» **Task prompt**
Going through the entries, how many lines include the string "below"? Answer only with the number.
Content starts
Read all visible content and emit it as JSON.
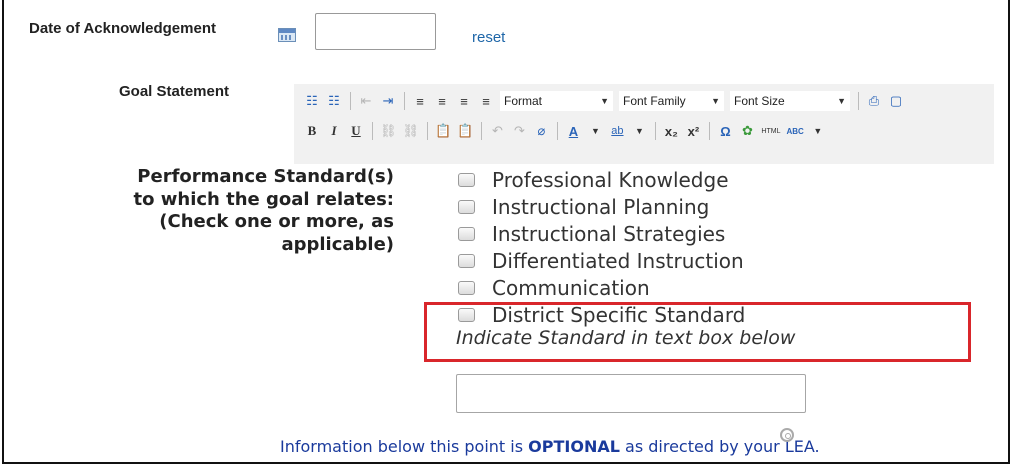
{
  "ack": {
    "label": "Date of Acknowledgement",
    "date_value": "",
    "reset_label": "reset"
  },
  "goal": {
    "label": "Goal Statement",
    "toolbar": {
      "row1_buttons": [
        "☷",
        "☷",
        "⇤",
        "⇥",
        "≡",
        "≡",
        "≡",
        "≡"
      ],
      "format_label": "Format",
      "font_family_label": "Font Family",
      "font_size_label": "Font Size",
      "row1_tail": [
        "⎙",
        "▢"
      ],
      "row2_buttons": [
        "B",
        "I",
        "U"
      ],
      "row2_link_buttons": [
        "⛓",
        "⛓"
      ],
      "row2_paste_buttons": [
        "📋",
        "📋"
      ],
      "row2_undo_buttons": [
        "↶",
        "↷",
        "⌀"
      ],
      "row2_color_buttons": [
        "A",
        "ab"
      ],
      "row2_script_buttons": [
        "x₂",
        "x²"
      ],
      "row2_insert_buttons": [
        "Ω",
        "✿",
        "HTML",
        "ABC"
      ]
    }
  },
  "perf": {
    "label_lines": [
      "Performance Standard(s)",
      "to which the goal relates:",
      "(Check one or more, as",
      "applicable)"
    ],
    "options": [
      {
        "label": "Professional Knowledge",
        "checked": false
      },
      {
        "label": "Instructional Planning",
        "checked": false
      },
      {
        "label": "Instructional Strategies",
        "checked": false
      },
      {
        "label": "Differentiated Instruction",
        "checked": false
      },
      {
        "label": "Communication",
        "checked": false
      },
      {
        "label": "District Specific Standard",
        "checked": false
      }
    ],
    "indicate_text": "Indicate Standard in text box below",
    "district_standard_value": ""
  },
  "note": {
    "before": "Information below this point is ",
    "emphasis": "OPTIONAL",
    "after": " as directed by your LEA."
  },
  "colors": {
    "link": "#1e66a8",
    "note": "#1a3a9c",
    "highlight_border": "#d9262b",
    "toolbar_bg": "#f1f1f1"
  },
  "icons": {
    "calendar": "calendar-icon",
    "cursor": "busy-cursor-icon"
  }
}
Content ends
» **Response for this exercise**
2